Again I hear ya.Well, if it is convention to call that 'one phase' then that's the convention! Still makes no sense to me to call anything other than 180 deg phasing 'two phase', but if that's what folks do, then that's what folks do!
So what do I have if I connect the three secondary windings of a three phase transformer or transformer array in a delta configuration so as to deliver three phase two hundred forty volt power? That is three phase is it not?I don't see what you are saying.
A 'neutral' is a line with [nominally] constant charge on it (hopefully 'net neutral charge', if earthed).
A 'hot' AC line is one with periodic time-varying charge on it.
Two phases are two lines with periodic time-varying charge on them, but of different phase angles.
A two phase system is one with two lines with periodic time-varying charge on them at 180 degree apart. You get this from one phase feeding into a transformer with a grounded center-tap secondary. The two outputs will be at 180 deg out of phase = two phase.
No, you cannot tap any old number of phases off a simple transformer. If you feed one phase in, you get one phase out of one winding, or two phases out of two windings which might be 180 translated.
I feel the same too. Using the same term for what you call "Split Phase" and a Three (or any multi-) Phase system is not helpful. Whilst it is possible to represent two anti-phase signals on an Argand Diagram, just as you can represent a multi-phase set, is there any point? The situation is one-dimensional and does not call for a 2D representation.
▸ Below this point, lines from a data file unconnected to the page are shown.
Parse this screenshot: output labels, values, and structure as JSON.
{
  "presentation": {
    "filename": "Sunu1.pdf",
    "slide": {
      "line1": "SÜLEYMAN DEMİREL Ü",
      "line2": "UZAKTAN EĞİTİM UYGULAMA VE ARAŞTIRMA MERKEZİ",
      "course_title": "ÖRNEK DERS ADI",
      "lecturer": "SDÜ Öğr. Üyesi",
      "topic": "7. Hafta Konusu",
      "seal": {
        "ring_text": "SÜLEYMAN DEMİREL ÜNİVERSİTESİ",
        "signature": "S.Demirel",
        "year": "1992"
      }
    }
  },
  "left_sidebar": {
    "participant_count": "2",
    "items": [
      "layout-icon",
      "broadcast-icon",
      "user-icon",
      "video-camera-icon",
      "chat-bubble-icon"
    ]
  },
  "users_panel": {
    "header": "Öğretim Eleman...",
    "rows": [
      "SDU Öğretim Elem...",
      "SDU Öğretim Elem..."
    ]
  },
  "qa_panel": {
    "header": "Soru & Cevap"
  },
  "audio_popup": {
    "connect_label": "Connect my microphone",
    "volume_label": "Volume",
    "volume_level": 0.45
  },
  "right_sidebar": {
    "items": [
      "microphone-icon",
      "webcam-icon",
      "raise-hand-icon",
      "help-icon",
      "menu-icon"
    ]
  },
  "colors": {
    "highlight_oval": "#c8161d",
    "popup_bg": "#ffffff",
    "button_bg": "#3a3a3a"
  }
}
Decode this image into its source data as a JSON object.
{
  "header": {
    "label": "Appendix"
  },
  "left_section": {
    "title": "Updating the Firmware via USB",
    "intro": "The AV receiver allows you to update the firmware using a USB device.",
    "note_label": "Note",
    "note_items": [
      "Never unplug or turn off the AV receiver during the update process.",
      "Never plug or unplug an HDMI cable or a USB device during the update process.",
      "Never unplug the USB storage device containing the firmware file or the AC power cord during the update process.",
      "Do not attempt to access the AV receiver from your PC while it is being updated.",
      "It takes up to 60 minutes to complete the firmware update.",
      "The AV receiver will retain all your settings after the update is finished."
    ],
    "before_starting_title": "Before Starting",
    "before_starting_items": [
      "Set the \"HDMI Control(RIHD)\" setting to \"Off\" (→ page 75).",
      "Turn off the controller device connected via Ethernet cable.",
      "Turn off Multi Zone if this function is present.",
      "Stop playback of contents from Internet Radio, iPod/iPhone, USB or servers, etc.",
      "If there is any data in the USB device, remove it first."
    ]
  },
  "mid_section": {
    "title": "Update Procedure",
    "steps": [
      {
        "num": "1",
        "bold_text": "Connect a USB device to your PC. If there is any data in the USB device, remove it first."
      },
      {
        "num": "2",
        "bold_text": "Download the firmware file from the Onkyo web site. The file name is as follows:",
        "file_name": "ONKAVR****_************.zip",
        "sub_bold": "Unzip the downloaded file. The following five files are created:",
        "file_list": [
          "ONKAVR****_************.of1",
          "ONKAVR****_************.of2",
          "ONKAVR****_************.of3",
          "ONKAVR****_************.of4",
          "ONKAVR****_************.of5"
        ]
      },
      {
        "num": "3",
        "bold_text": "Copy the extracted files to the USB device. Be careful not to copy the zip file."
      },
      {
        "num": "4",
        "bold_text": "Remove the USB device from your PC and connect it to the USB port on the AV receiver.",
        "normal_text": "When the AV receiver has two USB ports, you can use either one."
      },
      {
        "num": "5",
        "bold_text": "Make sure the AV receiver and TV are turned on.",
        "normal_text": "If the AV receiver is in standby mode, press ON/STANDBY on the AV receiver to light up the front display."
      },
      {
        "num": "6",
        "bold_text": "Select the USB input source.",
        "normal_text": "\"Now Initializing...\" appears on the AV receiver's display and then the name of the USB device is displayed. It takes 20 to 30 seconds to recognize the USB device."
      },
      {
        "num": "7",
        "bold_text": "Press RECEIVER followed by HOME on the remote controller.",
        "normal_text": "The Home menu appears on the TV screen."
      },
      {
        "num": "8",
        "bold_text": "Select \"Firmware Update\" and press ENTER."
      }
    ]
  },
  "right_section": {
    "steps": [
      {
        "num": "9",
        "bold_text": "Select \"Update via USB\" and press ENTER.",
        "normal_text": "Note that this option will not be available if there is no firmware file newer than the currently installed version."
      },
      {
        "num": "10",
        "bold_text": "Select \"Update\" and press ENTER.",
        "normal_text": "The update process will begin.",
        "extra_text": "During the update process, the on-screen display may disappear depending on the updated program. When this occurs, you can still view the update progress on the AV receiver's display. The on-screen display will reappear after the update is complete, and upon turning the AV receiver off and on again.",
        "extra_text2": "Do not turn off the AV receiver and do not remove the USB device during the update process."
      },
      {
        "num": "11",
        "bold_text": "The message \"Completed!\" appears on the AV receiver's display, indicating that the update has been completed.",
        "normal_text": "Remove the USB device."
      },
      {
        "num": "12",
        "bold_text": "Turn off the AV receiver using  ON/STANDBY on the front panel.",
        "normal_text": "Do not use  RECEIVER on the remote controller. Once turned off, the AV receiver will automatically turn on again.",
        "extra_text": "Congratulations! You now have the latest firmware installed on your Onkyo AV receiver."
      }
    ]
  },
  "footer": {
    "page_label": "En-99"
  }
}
It's such a special case that it should be treated and discussed differently.ted.
I have been wrong before and I will be wrong again but I just cannot buy a split phase being two phases.